everything. Look: ask yourself what the miracle of Christmas
really was. Wasn’t it, as
Well, isn’t this precisely what our regularly scheduled Sunday morning worship services are? Do we not gather here at an appointed time and place for the purpose of hearing the Word of God” —Which is not an it, it’s a Who; namely the Word of God is the Son of God. And does he not take flesh in us when we hear the Word spoken and expounded upon? Yes he does. I mean, that’s why right before the Scripture readings and the service of Holy Communion the pastor turns to the congregation and says, “The Lord be with you.” It isn’t just a polite, churchly way to say hello. It’s the recognition that Jesus is coming into our midst and the prayer that through the pastor’s performance of his duties – reading the Word and administering the Sacrament – Jesus, God’s Son in flesh, will be part of you and your body – and that your body will become part of his. The Word of God becomes flesh in you whenever you receive God’s Word in faith.
And it happens every time we meet for
worship. This is why Isaiah says in
today’s Old Testament lesson, “I will recount the steadfast love of the Lord …
according to all that the Lord has granted us and his great goodness to the
And it’s worthwhile mentioning where he comes to us: not to our bright shiny places, not to our rooms swept clean and kept tidy to receive him properly; but rather to our dark, stinking stables. He comes to where he meets with hostility – where the king Herod in each of us wants to remain in charge. He comes where the sin is and the suffering. He comes to where we are afflicted because that’s why he comes: to take our afflictions and sins upon himself, and to suffer their awful consequences in his bloody crucifixion and death. And then, having been raised up to life, he comes to lift us up from our lives of sin through his forgiveness and to carry us along his righteous path of life.
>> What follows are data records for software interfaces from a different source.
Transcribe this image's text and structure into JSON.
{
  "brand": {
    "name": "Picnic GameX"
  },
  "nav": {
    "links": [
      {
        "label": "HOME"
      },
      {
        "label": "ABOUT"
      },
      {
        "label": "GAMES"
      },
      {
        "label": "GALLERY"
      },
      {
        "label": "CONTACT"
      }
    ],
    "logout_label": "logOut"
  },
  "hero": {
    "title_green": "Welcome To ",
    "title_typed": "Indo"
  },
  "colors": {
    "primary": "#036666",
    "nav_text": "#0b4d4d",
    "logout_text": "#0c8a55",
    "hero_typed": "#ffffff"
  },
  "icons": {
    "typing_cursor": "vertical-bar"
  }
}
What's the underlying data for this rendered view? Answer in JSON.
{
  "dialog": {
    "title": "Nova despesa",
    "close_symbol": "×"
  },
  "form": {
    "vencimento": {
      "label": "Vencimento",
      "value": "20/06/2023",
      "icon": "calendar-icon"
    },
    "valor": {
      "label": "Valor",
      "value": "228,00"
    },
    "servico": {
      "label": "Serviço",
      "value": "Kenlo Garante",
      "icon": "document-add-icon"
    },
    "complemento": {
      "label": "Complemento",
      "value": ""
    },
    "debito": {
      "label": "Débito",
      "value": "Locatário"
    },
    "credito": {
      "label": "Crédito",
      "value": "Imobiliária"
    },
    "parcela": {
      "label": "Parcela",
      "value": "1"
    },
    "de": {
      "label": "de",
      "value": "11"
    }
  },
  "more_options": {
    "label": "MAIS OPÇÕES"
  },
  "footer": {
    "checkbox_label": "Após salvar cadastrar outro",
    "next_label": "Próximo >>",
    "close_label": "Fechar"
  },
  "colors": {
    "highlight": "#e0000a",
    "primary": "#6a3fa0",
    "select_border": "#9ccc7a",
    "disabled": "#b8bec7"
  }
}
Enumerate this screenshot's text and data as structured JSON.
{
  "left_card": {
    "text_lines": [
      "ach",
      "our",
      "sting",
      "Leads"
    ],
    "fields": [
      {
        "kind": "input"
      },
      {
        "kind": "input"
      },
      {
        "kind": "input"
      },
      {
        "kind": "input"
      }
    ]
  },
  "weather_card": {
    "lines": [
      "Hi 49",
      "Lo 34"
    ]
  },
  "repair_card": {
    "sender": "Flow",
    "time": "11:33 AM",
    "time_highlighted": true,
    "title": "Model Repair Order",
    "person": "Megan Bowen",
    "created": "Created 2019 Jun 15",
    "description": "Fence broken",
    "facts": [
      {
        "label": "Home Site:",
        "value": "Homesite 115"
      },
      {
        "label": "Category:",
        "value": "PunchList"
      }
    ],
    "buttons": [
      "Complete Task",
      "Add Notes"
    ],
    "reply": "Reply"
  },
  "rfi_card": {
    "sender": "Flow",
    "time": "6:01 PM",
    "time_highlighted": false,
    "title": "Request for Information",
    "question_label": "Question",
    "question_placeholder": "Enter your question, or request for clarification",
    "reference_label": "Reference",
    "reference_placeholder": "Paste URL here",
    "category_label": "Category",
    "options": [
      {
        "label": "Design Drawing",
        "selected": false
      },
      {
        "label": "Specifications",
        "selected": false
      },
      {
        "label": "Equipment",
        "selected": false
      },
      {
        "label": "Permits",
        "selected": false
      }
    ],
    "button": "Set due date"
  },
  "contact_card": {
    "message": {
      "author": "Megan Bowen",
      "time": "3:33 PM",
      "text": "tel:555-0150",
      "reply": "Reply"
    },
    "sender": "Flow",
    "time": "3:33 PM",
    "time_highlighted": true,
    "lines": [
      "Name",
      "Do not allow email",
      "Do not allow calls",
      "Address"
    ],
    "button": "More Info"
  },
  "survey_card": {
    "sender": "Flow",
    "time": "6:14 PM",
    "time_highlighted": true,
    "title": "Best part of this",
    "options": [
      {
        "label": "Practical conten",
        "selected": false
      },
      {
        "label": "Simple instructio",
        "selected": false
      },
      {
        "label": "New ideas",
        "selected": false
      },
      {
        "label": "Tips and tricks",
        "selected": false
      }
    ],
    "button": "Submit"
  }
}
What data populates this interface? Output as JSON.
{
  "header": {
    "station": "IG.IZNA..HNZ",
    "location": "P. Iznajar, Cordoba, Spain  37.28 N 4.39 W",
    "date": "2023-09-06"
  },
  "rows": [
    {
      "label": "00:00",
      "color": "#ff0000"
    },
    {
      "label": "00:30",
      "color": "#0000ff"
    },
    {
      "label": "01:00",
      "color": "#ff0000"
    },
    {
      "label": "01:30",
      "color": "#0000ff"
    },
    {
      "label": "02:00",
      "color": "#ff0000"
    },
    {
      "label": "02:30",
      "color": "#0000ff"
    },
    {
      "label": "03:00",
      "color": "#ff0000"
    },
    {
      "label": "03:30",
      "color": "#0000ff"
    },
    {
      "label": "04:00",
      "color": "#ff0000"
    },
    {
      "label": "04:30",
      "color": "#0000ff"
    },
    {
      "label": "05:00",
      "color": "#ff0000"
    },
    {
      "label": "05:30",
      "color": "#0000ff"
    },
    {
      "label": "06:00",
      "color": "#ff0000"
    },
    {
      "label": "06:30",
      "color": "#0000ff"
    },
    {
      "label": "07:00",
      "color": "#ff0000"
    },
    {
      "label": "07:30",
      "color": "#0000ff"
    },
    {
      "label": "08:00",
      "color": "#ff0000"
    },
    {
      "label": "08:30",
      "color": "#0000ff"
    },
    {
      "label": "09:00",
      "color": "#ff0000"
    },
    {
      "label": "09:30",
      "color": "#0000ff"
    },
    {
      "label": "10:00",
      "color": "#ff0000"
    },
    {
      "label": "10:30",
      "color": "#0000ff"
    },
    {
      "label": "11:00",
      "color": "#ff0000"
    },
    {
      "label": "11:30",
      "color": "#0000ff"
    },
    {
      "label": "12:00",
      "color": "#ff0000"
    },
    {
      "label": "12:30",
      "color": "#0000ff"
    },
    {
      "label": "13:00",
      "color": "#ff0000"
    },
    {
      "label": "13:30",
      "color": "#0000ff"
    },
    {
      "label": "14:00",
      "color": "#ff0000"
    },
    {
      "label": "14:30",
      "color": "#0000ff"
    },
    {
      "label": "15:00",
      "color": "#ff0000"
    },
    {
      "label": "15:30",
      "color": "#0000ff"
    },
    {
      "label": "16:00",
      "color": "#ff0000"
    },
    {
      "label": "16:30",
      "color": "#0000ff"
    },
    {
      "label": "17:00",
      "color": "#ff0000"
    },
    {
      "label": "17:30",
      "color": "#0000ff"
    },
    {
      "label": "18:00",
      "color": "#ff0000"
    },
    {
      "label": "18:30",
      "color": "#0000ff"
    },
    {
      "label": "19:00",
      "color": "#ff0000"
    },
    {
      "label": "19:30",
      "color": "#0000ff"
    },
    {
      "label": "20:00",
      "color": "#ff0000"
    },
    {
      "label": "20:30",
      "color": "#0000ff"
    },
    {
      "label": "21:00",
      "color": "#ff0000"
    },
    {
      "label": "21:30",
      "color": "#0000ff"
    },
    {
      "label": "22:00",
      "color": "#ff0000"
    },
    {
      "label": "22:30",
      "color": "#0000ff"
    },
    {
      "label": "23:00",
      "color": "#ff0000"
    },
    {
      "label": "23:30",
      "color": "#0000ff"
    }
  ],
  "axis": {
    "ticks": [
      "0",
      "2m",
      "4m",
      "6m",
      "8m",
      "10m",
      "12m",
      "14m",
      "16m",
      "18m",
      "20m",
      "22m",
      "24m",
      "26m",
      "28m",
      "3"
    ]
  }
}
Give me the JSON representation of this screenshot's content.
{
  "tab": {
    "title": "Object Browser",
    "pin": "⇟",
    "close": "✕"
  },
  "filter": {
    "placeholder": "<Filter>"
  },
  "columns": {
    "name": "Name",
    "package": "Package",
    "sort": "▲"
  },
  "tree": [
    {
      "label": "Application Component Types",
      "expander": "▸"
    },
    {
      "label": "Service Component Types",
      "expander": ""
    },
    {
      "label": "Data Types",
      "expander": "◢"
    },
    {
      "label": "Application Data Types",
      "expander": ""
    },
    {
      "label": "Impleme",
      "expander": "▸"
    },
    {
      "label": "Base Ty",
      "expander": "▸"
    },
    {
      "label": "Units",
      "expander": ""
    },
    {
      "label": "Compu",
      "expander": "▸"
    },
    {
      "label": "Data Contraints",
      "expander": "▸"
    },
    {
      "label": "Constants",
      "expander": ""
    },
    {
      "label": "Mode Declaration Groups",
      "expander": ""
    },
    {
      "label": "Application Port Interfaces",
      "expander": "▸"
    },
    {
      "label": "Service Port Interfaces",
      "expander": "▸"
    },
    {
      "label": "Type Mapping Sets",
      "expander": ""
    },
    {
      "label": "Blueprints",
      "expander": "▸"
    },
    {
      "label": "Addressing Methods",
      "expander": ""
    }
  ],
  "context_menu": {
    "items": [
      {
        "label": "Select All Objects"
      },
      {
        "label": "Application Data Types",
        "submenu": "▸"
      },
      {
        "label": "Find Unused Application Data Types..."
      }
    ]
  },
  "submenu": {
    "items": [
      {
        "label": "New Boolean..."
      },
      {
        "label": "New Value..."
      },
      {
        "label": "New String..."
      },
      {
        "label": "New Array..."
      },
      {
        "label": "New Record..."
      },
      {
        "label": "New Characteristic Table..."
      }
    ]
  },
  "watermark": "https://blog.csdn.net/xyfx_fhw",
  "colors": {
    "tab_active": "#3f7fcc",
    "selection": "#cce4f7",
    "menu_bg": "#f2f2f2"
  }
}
Great. Now if you’re with me still, then let me give you this final thought. Thinking about keeping Christmas as we did before, what with a little extra effort being exerted for a few weeks, we saw that a changed way of life was something of a blip on the screen. It was going along as normal, a sudden jump at Christmas time to some higher level of kindness and charity, and then back to the status quo. But that’s not the way we’re thinking about it now. Now we understand the miracle of Christmas comes to us every week – or more often if we are in the Word on other occasions. Either way, we’re seeing it differently. The Word is taking flesh in us over time. And so let me suggest that just as the baby Jesus grew to maturity, so also Christ our Savior in us grows up as we receive and assimilate more of his Word, or indeed, as we receive his body and blood for our forgiveness and the strengthening of our faith in the Sacrament of Holy Communion. And as the Word in us grows instead of seeing a seasonal blip on the screen, what we should hope to see is a steady increase of Christ-like behavior as Jesus lifts us higher and higher; an inclined plane as the baseline standard is being raised over time—not that we will be aware of it necessarily, since the closer we are to Christ the more we see our sin; but rather that others will more readily see Jesus living in us.
My friends, this is my New Year’s prayer for you and for each and every member of the body of Christ who worships here. May our gracious God and Father grant it to us for Jesus’ sake. And so may it be said of us that we keep Christmas well. Amen.
Soli Deo Gloria!